Recently I have been analyzing a large amount of data with R. A great tool to do this is Rstudio. It is an IDE for R that makes it easy to write your R code, explore the data and show the graphs. But if you want to communicate your results with others, sitting behind an IDE isn’t the best way. Fortunately Rstudio integrates with Knitr, RMarkdown and Pandoc. With those tools you can create PDF, HTML or word files from your R code.
I am running Arch Linux for a while now and am quite happy with it. Even though it is not the easiest n00b distro, in the end the documentation is so good that if you’re new to Linux, you can probably find out how to do most stuff if you’re inquisitive. One thing I had trouble with though, is getting a custom Live CD that could boot from my USB drive, has a persistence layer so changes are saved when booting, and booted both from UEFI only systems (my laptop) and preferably also BIOS only systems. It took me a while to figure this out, but I got it in the end. So I’ll document it for posterity.
For this post I want to share some of my favorite web-application development tools. When I started thinking about this though, I realized there were so many, and which I use depends so much on what it is that I am trying to do, that I decided to take maybe a somewhat strange approach to this. I am going to approach it as a comparison on two sets of tools: python web development tools vs php CMS-es.
Over the years I have wondered why researchers still rely on spreadsheet applications to record their research data.
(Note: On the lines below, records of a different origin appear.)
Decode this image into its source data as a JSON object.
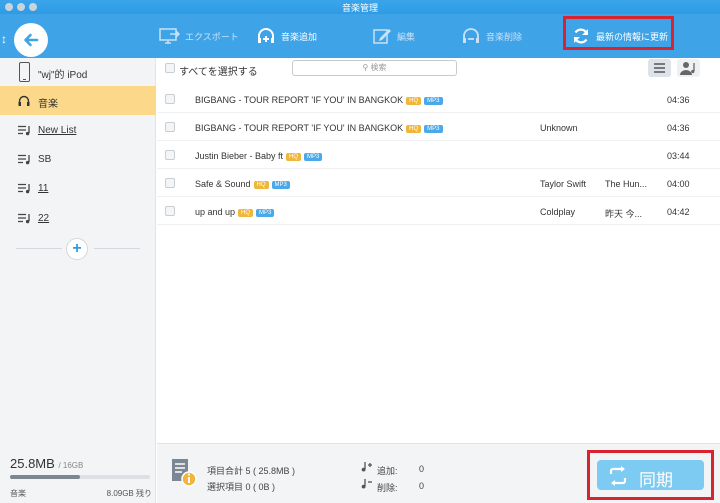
{
  "window": {
    "title": "音楽管理"
  },
  "toolbar": {
    "export_label": "エクスポート",
    "add_music_label": "音楽追加",
    "edit_label": "編集",
    "delete_music_label": "音楽削除",
    "refresh_label": "最新の情報に更新"
  },
  "sidebar": {
    "device_name": "\"wj\"的 iPod",
    "items": [
      {
        "label": "音楽",
        "active": true,
        "icon": "headphones-icon"
      },
      {
        "label": "New List",
        "icon": "playlist-icon"
      },
      {
        "label": "SB",
        "icon": "playlist-icon"
      },
      {
        "label": "11",
        "icon": "playlist-icon"
      },
      {
        "label": "22",
        "icon": "playlist-icon"
      }
    ],
    "storage_used": "25.8MB",
    "storage_total": "/ 16GB",
    "storage_used_fraction": 0.5,
    "storage_category": "音楽",
    "storage_remaining": "8.09GB 残り"
  },
  "main": {
    "select_all_label": "すべてを選択する",
    "search_placeholder": "検索",
    "badge_hq": "HQ",
    "badge_mp3": "MP3",
    "songs": [
      {
        "title": "BIGBANG - TOUR REPORT 'IF YOU' IN BANGKOK",
        "hq": true,
        "artist": "",
        "album": "",
        "duration": "04:36"
      },
      {
        "title": "BIGBANG - TOUR REPORT 'IF YOU' IN BANGKOK",
        "hq": true,
        "artist": "Unknown",
        "album": "",
        "duration": "04:36"
      },
      {
        "title": "Justin Bieber - Baby ft",
        "hq": true,
        "artist": "",
        "album": "",
        "duration": "03:44"
      },
      {
        "title": "Safe & Sound",
        "hq": true,
        "artist": "Taylor Swift",
        "album": "The Hun...",
        "duration": "04:00"
      },
      {
        "title": "up and up",
        "hq": true,
        "artist": "Coldplay",
        "album": "昨天 今...",
        "duration": "04:42"
      }
    ]
  },
  "footer": {
    "total_items": "項目合計 5 ( 25.8MB )",
    "selected_items": "選択項目 0 ( 0B )",
    "added_label": "追加:",
    "added_count": "0",
    "deleted_label": "削除:",
    "deleted_count": "0",
    "sync_label": "同期"
  },
  "colors": {
    "toolbar_blue": "#3fa3e8",
    "active_item": "#fcd98a",
    "highlight_red": "#d9232e",
    "sync_button": "#7dcaf2",
    "hq_badge": "#f0b63c",
    "mp3_badge": "#4aa9ea"
  }
}
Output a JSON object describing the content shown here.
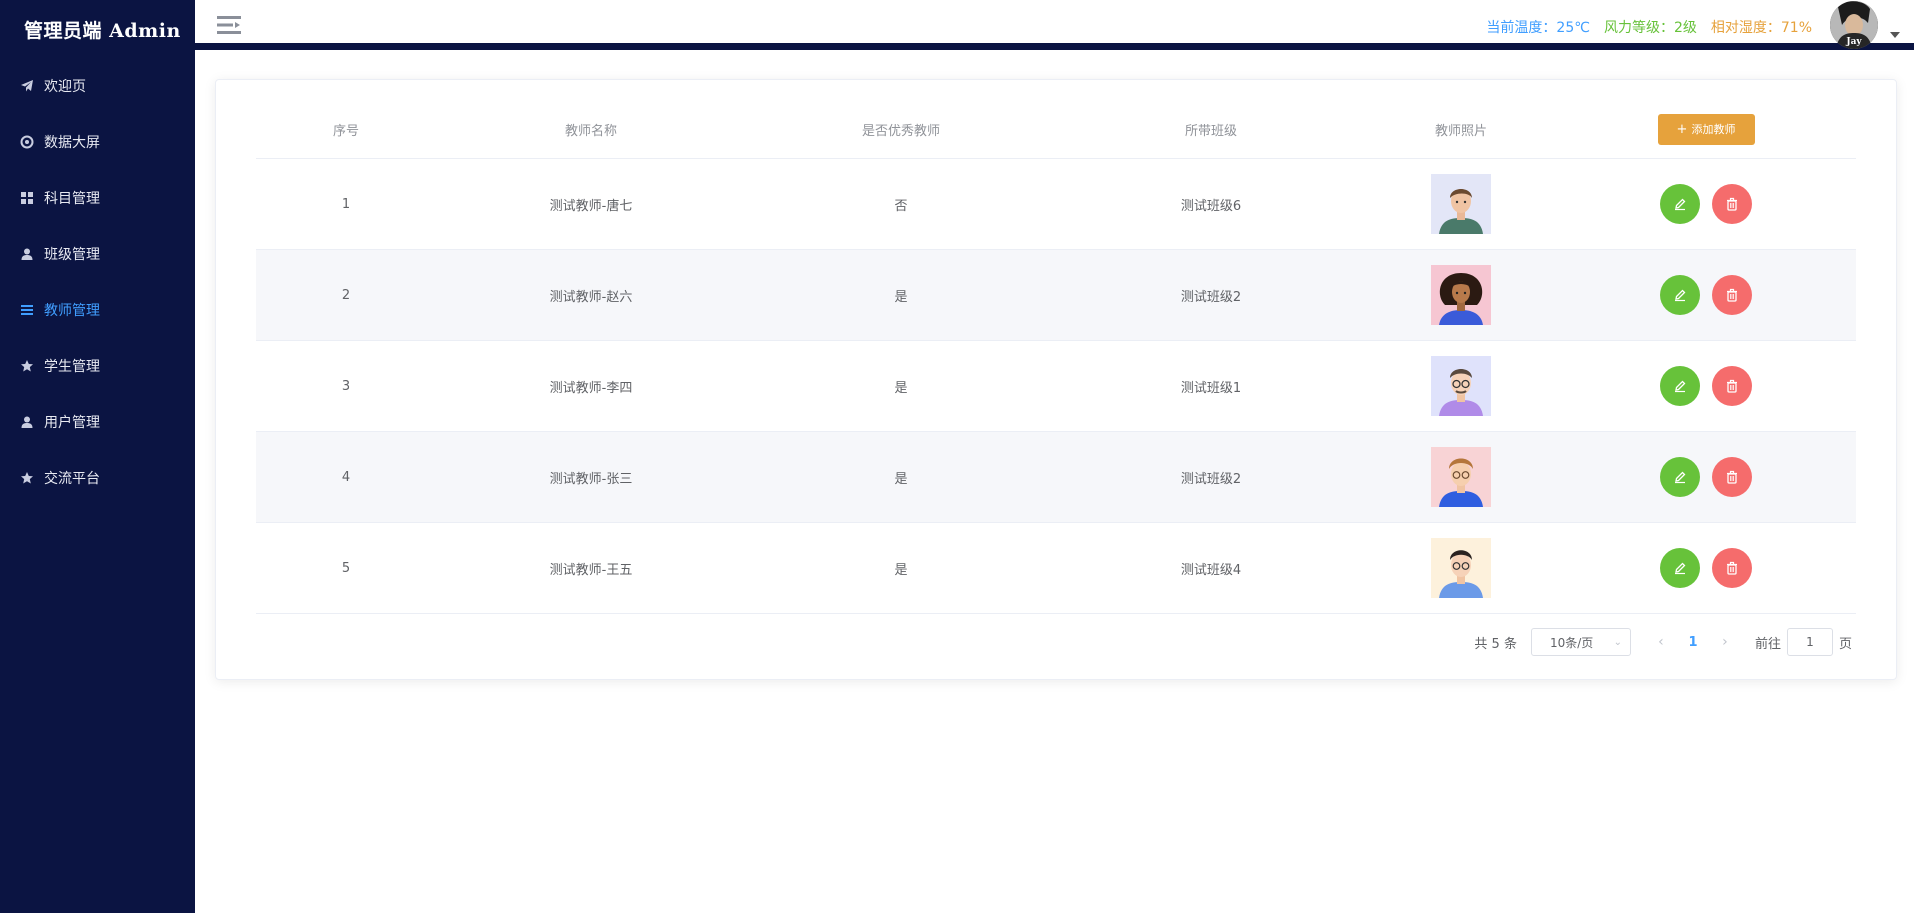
{
  "brand": "管理员端 Admin",
  "menu": [
    {
      "label": "欢迎页",
      "icon": "paper-plane-icon"
    },
    {
      "label": "数据大屏",
      "icon": "target-icon"
    },
    {
      "label": "科目管理",
      "icon": "grid-icon"
    },
    {
      "label": "班级管理",
      "icon": "user-icon"
    },
    {
      "label": "教师管理",
      "icon": "list-icon",
      "active": true
    },
    {
      "label": "学生管理",
      "icon": "star-icon"
    },
    {
      "label": "用户管理",
      "icon": "user-icon"
    },
    {
      "label": "交流平台",
      "icon": "star-icon"
    }
  ],
  "header": {
    "temperature": "当前温度：25℃",
    "wind": "风力等级：2级",
    "humidity": "相对湿度：71%",
    "avatar_text": "Jay"
  },
  "table": {
    "columns": [
      "序号",
      "教师名称",
      "是否优秀教师",
      "所带班级",
      "教师照片"
    ],
    "add_button": "添加教师",
    "rows": [
      {
        "index": "1",
        "name": "测试教师-唐七",
        "excellent": "否",
        "class": "测试班级6"
      },
      {
        "index": "2",
        "name": "测试教师-赵六",
        "excellent": "是",
        "class": "测试班级2"
      },
      {
        "index": "3",
        "name": "测试教师-李四",
        "excellent": "是",
        "class": "测试班级1"
      },
      {
        "index": "4",
        "name": "测试教师-张三",
        "excellent": "是",
        "class": "测试班级2"
      },
      {
        "index": "5",
        "name": "测试教师-王五",
        "excellent": "是",
        "class": "测试班级4"
      }
    ]
  },
  "pagination": {
    "total": "共 5 条",
    "page_size": "10条/页",
    "current_page": "1",
    "goto_label": "前往",
    "goto_value": "1",
    "page_suffix": "页"
  },
  "colors": {
    "sidebar_bg": "#0b1442",
    "active": "#409eff",
    "add_button": "#e6a23c",
    "edit_button": "#67c23a",
    "delete_button": "#f56c6c"
  }
}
Although most people know how to use them, spreadsheets have very serious drawbacks, especially if multiple people contribute data to the same dataset/project. With spreadsheets it is usually not possible to have multiple people enter data concurrently. It is also hard to check the sanity of entered data unless you start working with complex formulas and macros, which quickly become very complex, error prone and hard to maintain. And lastly, transforming data in a spreadsheet where you combine data from different tabs/tables, transpose data, filter/sort data, group/split data, etc becomes hard and error prone. For these (and more) reasons, (relational) databases with a decent data entry application in front of it are much better suited for research data.
Over the years I have (happily) setup and used many different ways of hosting personal and company email and websites from Zimbra, commercially hosted virtual servers, in-house servers, cheap webhosting companies, servers at home and blogs and websites in blogger, Drupal, Wordpress, etc. All of them have their merits and drawbacks. But since I moved to the Philippines and started working for Marine Conservation Philippines I was looking for something cheap (free?) and low-maintenance to host the email from my old domain name, and host a weblog for personal ramblings. This is what I ended up with.